Component data from apps and pages
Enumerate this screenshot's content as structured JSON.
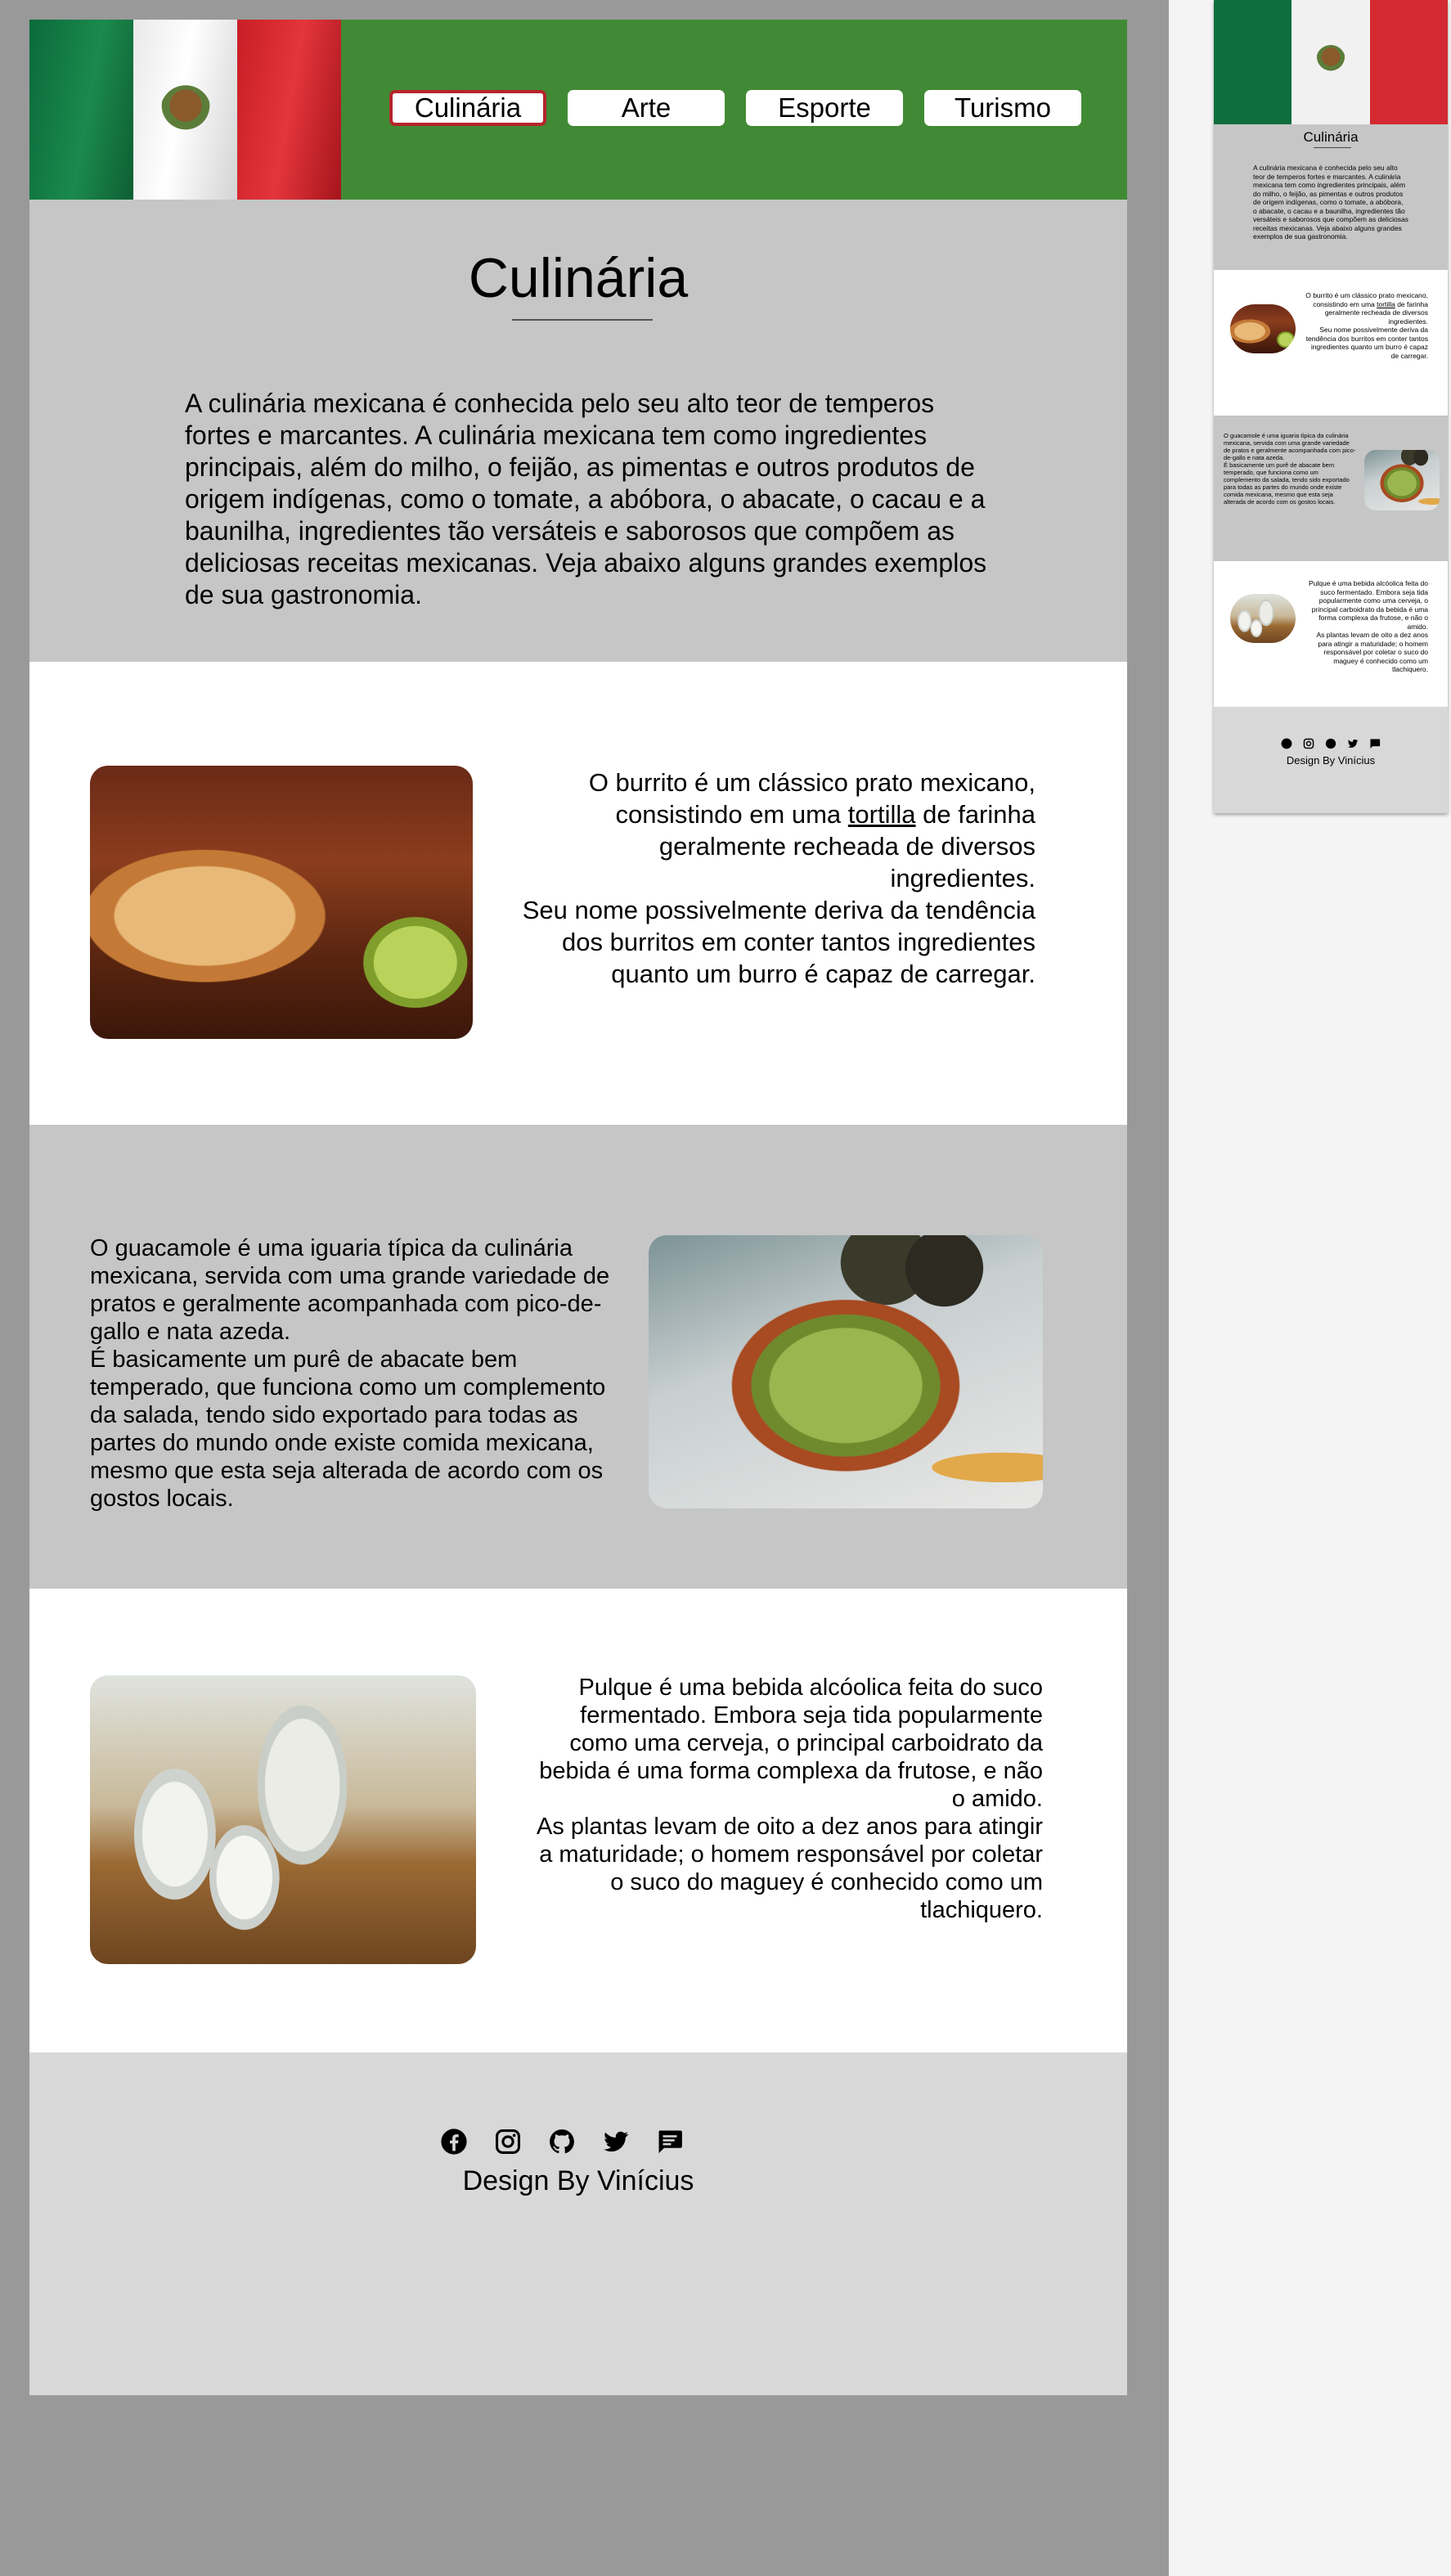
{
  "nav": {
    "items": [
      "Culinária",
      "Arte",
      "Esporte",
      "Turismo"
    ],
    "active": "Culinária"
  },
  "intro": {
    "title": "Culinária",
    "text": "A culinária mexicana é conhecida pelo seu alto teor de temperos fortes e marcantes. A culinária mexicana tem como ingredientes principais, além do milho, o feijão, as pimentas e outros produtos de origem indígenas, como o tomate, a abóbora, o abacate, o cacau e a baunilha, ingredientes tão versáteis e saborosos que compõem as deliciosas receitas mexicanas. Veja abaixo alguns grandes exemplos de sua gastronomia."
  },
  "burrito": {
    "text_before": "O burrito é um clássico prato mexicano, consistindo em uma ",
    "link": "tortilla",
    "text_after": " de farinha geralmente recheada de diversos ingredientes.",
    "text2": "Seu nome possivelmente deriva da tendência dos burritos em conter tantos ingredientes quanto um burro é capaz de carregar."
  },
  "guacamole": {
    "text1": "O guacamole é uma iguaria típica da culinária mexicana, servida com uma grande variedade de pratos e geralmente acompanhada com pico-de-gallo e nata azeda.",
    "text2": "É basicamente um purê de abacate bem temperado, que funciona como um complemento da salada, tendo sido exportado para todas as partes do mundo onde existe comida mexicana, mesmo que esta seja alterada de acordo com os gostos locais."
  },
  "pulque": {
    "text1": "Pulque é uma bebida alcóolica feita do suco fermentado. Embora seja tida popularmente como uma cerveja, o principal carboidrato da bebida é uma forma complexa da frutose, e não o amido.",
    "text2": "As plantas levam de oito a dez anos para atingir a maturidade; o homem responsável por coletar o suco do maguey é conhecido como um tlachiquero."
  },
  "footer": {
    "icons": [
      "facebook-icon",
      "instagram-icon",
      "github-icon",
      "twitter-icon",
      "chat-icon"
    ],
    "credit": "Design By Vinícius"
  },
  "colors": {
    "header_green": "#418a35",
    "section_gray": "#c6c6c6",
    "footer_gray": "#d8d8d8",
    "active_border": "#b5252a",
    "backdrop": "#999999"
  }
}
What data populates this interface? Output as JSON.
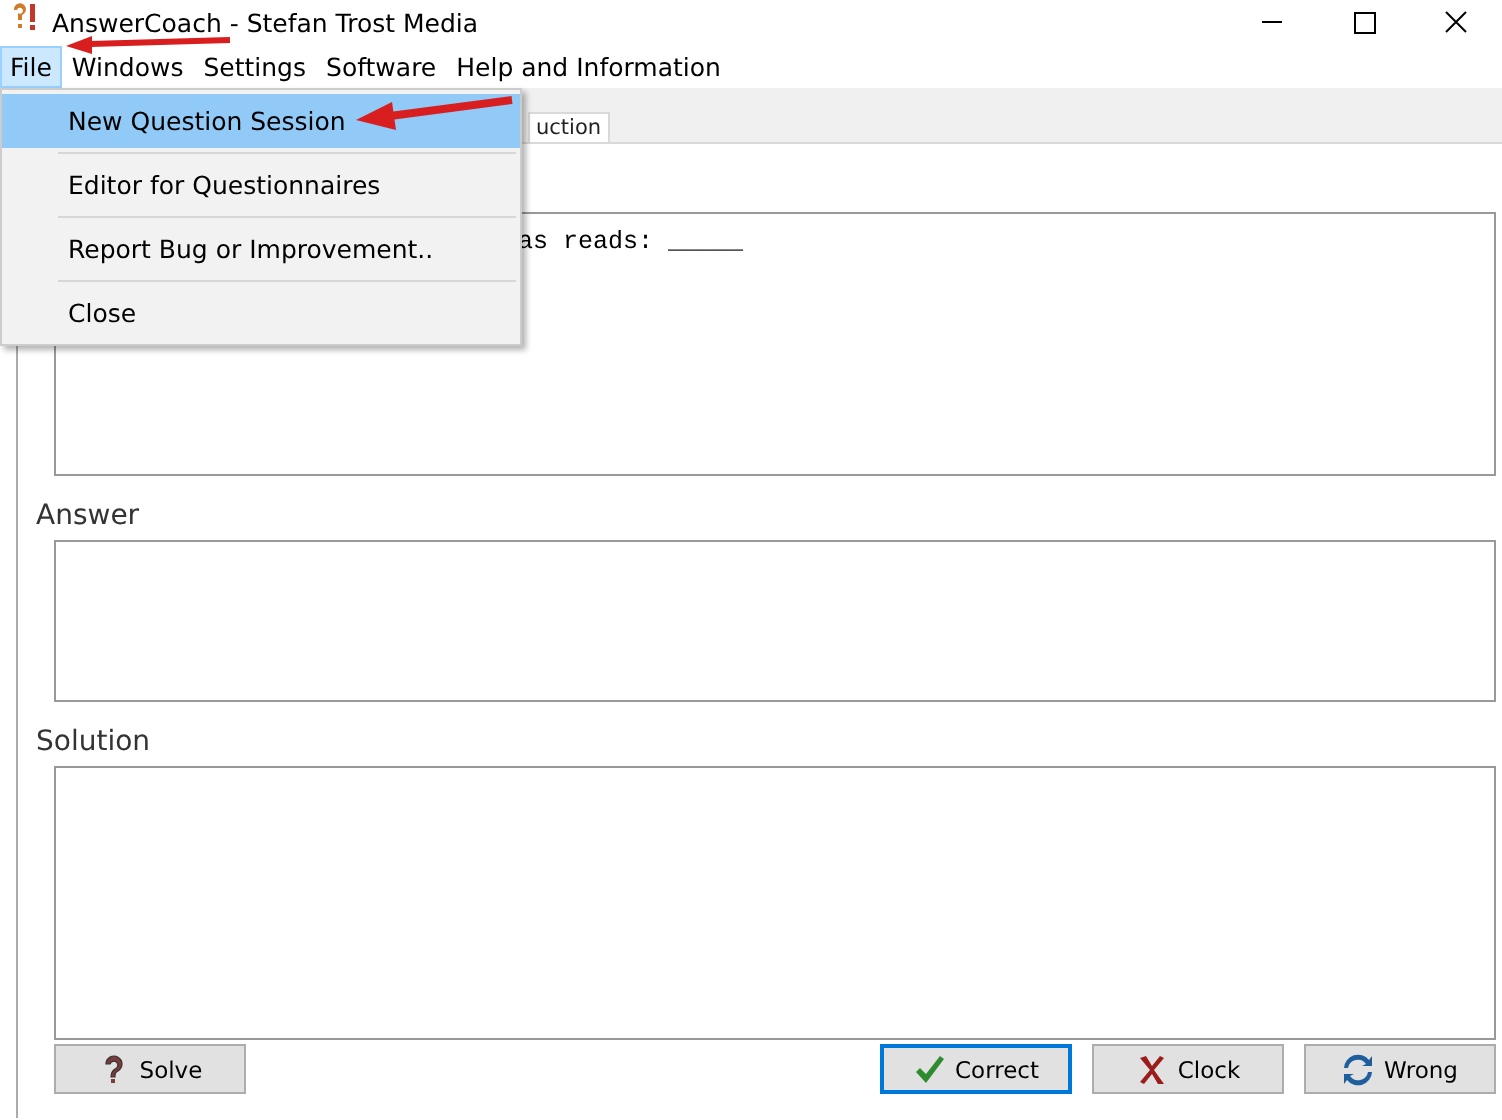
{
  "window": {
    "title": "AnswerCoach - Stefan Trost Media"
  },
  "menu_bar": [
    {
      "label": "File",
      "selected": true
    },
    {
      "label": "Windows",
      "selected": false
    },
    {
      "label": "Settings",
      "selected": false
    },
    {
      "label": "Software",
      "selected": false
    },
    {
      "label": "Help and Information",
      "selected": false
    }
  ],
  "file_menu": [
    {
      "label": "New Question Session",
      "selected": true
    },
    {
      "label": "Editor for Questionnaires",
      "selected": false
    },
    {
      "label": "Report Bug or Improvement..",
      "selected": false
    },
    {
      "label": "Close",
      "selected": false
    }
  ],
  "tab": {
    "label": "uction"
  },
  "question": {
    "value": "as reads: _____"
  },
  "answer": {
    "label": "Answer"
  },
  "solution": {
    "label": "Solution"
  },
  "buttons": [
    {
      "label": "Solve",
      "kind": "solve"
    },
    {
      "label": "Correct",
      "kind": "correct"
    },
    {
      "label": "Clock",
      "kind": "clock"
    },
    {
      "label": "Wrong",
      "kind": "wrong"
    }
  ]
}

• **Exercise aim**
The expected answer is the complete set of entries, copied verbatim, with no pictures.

• **Written response**
Enumerate this screenshot's content as structured JSON.
{
  "nav": {
    "items": [
      "Culinária",
      "Arte",
      "Esporte",
      "Turismo"
    ],
    "active": "Culinária"
  },
  "intro": {
    "title": "Culinária",
    "text": "A culinária mexicana é conhecida pelo seu alto teor de temperos fortes e marcantes. A culinária mexicana tem como ingredientes principais, além do milho, o feijão, as pimentas e outros produtos de origem indígenas, como o tomate, a abóbora, o abacate, o cacau e a baunilha, ingredientes tão versáteis e saborosos que compõem as deliciosas receitas mexicanas. Veja abaixo alguns grandes exemplos de sua gastronomia."
  },
  "burrito": {
    "text_before": "O burrito é um clássico prato mexicano, consistindo em uma ",
    "link": "tortilla",
    "text_after": " de farinha geralmente recheada de diversos ingredientes.",
    "text2": "Seu nome possivelmente deriva da tendência dos burritos em conter tantos ingredientes quanto um burro é capaz de carregar."
  },
  "guacamole": {
    "text1": "O guacamole é uma iguaria típica da culinária mexicana, servida com uma grande variedade de pratos e geralmente acompanhada com pico-de-gallo e nata azeda.",
    "text2": "É basicamente um purê de abacate bem temperado, que funciona como um complemento da salada, tendo sido exportado para todas as partes do mundo onde existe comida mexicana, mesmo que esta seja alterada de acordo com os gostos locais."
  },
  "pulque": {
    "text1": "Pulque é uma bebida alcóolica feita do suco fermentado. Embora seja tida popularmente como uma cerveja, o principal carboidrato da bebida é uma forma complexa da frutose, e não o amido.",
    "text2": "As plantas levam de oito a dez anos para atingir a maturidade; o homem responsável por coletar o suco do maguey é conhecido como um tlachiquero."
  },
  "footer": {
    "icons": [
      "facebook-icon",
      "instagram-icon",
      "github-icon",
      "twitter-icon",
      "chat-icon"
    ],
    "credit": "Design By Vinícius"
  },
  "colors": {
    "header_green": "#418a35",
    "section_gray": "#c6c6c6",
    "footer_gray": "#d8d8d8",
    "active_border": "#b5252a",
    "backdrop": "#999999"
  }
}
What data populates this interface? Output as JSON.
{
  "window": {
    "title": "AnswerCoach - Stefan Trost Media"
  },
  "menu_bar": [
    {
      "label": "File",
      "selected": true
    },
    {
      "label": "Windows",
      "selected": false
    },
    {
      "label": "Settings",
      "selected": false
    },
    {
      "label": "Software",
      "selected": false
    },
    {
      "label": "Help and Information",
      "selected": false
    }
  ],
  "file_menu": [
    {
      "label": "New Question Session",
      "selected": true
    },
    {
      "label": "Editor for Questionnaires",
      "selected": false
    },
    {
      "label": "Report Bug or Improvement..",
      "selected": false
    },
    {
      "label": "Close",
      "selected": false
    }
  ],
  "tab": {
    "label": "uction"
  },
  "question": {
    "value": "as reads: _____"
  },
  "answer": {
    "label": "Answer"
  },
  "solution": {
    "label": "Solution"
  },
  "buttons": [
    {
      "label": "Solve",
      "kind": "solve"
    },
    {
      "label": "Correct",
      "kind": "correct"
    },
    {
      "label": "Clock",
      "kind": "clock"
    },
    {
      "label": "Wrong",
      "kind": "wrong"
    }
  ]
}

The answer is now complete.